It seems that I am back to square one and completely frustrated at this turn of events. Still, we can count George Yeakley and Anna Deppen so we have a new starting point.

BTW, we have visited the Ephrata Cloister and I recommend a visit for anyone wanting to get a taste of how they lived. It is truly a magnificent place. 

Monday, May 5, 2014

A to Z blogging challenge reflection

This is my second year doing the A to Z blogging challenge. I did California destinations last year but this year it was a way to get a start on the other side of my family history. 

I am not really a blogger. Last year was my first attempt at maintaining some sort of schedule. I am also a lazy blogger but I did sign up to receive posts from the blogs I enjoyed so I can continue to read those. 

I was one of MJ's minions.

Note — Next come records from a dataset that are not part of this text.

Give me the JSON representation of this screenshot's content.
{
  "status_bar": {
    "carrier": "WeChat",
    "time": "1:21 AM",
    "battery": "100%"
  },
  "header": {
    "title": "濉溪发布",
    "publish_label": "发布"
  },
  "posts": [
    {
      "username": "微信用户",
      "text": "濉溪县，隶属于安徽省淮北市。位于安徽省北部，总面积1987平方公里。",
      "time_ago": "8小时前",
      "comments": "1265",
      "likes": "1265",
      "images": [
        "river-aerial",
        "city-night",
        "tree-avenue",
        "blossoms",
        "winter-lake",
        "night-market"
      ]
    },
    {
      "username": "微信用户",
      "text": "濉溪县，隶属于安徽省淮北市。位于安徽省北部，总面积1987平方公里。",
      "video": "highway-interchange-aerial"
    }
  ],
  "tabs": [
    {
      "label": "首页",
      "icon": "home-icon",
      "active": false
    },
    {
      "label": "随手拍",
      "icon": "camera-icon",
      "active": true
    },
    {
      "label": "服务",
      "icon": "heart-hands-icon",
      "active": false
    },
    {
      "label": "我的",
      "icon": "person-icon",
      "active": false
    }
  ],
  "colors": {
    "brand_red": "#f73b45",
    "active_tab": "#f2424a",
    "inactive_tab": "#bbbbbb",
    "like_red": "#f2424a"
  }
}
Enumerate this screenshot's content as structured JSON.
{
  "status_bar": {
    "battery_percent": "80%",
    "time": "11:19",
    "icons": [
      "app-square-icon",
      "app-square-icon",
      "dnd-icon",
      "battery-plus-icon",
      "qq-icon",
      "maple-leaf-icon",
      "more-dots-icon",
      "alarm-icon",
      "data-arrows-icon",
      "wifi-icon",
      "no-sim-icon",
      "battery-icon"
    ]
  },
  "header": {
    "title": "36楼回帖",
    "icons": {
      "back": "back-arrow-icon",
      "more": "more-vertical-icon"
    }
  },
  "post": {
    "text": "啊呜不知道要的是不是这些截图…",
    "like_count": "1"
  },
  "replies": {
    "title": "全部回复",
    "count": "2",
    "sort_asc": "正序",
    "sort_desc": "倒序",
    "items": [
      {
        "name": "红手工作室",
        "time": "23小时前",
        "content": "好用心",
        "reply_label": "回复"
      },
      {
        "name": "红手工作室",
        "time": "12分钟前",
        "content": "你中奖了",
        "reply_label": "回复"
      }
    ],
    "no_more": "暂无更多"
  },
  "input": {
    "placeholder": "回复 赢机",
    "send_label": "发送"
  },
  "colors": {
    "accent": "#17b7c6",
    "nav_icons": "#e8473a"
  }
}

It made me read blogs I would have otherwise overlooked. I do have a suggestion for next year though. I think all the blogs should have some sort of identification. Mine is clearly family history but there were many I didn't find until later that were topics I was really interested in. 

I scheduled most of my posts. That made it so much easier and I was free to spend more time reading others. If I do it again next year, I will follow the same schedule. 

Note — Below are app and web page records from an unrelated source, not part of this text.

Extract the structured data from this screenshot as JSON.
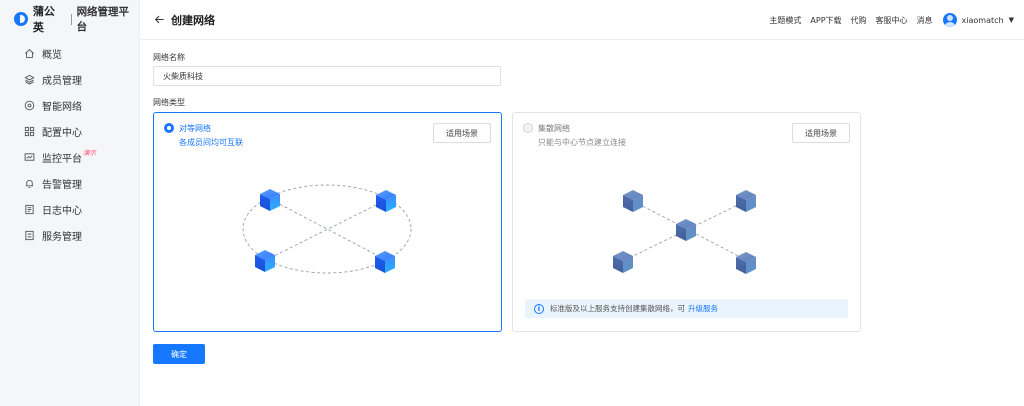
{
  "brand": {
    "name": "蒲公英",
    "subtitle": "网络管理平台"
  },
  "sidebar": {
    "items": [
      {
        "label": "概览",
        "icon": "home-icon"
      },
      {
        "label": "成员管理",
        "icon": "layers-icon"
      },
      {
        "label": "智能网络",
        "icon": "network-circle-icon"
      },
      {
        "label": "配置中心",
        "icon": "grid-icon"
      },
      {
        "label": "监控平台",
        "icon": "monitor-icon",
        "badge": "演示"
      },
      {
        "label": "告警管理",
        "icon": "bell-icon"
      },
      {
        "label": "日志中心",
        "icon": "log-icon"
      },
      {
        "label": "服务管理",
        "icon": "service-icon"
      }
    ]
  },
  "header": {
    "title": "创建网络",
    "links": [
      "主题模式",
      "APP下载",
      "代购",
      "客服中心",
      "消息"
    ],
    "username": "xiaomatch"
  },
  "form": {
    "name_label": "网络名称",
    "name_value": "火柴质科技",
    "type_label": "网络类型",
    "confirm_label": "确定"
  },
  "options": [
    {
      "title": "对等网络",
      "desc": "各成员间均可互联",
      "scene_button": "适用场景",
      "selected": true
    },
    {
      "title": "集散网络",
      "desc": "只能与中心节点建立连接",
      "scene_button": "适用场景",
      "selected": false
    }
  ],
  "notice": {
    "text": "标准版及以上服务支持创建集散网络，可",
    "link": "升级服务"
  },
  "colors": {
    "primary": "#1677ff",
    "badge": "#ff4d6a",
    "notice_bg": "#eaf4fd"
  }
}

I am glad the challenge is over because at the end of the month, our lives got dramatically busy. At least I was able to finish the month although I wan't able to read or comment on the last few days. I will go back and catch up when I have some breathing room.  

Thanks to the people who read my posts and left comments. They were appreciated. A big thanks to the other bloggers who enriched my life with their posts. I laughed and learned. 

52 Ancestors - Week 19 - Isaiah McNees

Isaiah McNees was born in Copte Hill, County of Cavan, Ireland in 1752. I looked it up and Copte Hill is a real place. That made me happy. This is one of those things I am unsure of because I haven't really looked at Ireland to know if places are right or wrong.

He arrived in Philadelphia, Pennsylvania in 1736 at the age of 16. This is where it all goes wrong. I was going to delete the whole post but decided to leave it in all it's misinformation so I know to go back and do the real research needed.

The source document on is the "Pennsylvania, Quaker arrivals at Philadelphia (Meeting), 1862-1750". I consider this a valid source as the Quakers kept detailed records of who was a part of their meetings but it does muddy the waters. If Isaiah arrived in 1736, based on his birth year, he would have been 16. However, the meeting notes dated 21 Feb 1736 says:

"who hath lived within the compass of our meeting these Twenty years." He is about to "remove from hence with some of his Children (he being a Widower) to Pensylvania."

I have him married to Elizabeth with four children who were born after he arrived in America. So either the meeting note is incorrect or this piece of record belongs to another Isaiah McNees.

Rats, back to the drawing board.

Sunday, May 4, 2014

Family history in the making

Some events in our ancestor's lives are missed because they are not documented. My grandson's goal is to play on a major league baseball team, specifically the Dodgers. He has been working towards this goal since he was five. 

He is a great ball player and has been taking lessons for pitching and was just starting catching until last Thursday's game. While warming up, he and his friend went for the same fly ball. In one of those freak moments, they collided and Niles broke his tibia in three places. 
Fortunately for him, baseball season is almost over. He is bummed out but he did play and pitch not only for his recreational league but his travel team as well. He was the catcher when he wasn't pitching. Is this going to get in the way of his goal? "No way", he announces. 

The doctors have said the cast time is six to eight weeks. After that, there is therapy. According to his pitching coach, the therapy will help him actually become stronger. 

I put this out there today so all the folks who watch him play for the Dodger's in the future will have this information. While this is a current event, it will become a piece of our family history. My grandson's children will know that he broke his leg doing what he loved and it did not stop him. It will tell them a little bit about him and his personality. And we are putting the Dodger's on notice, Niles is on his way.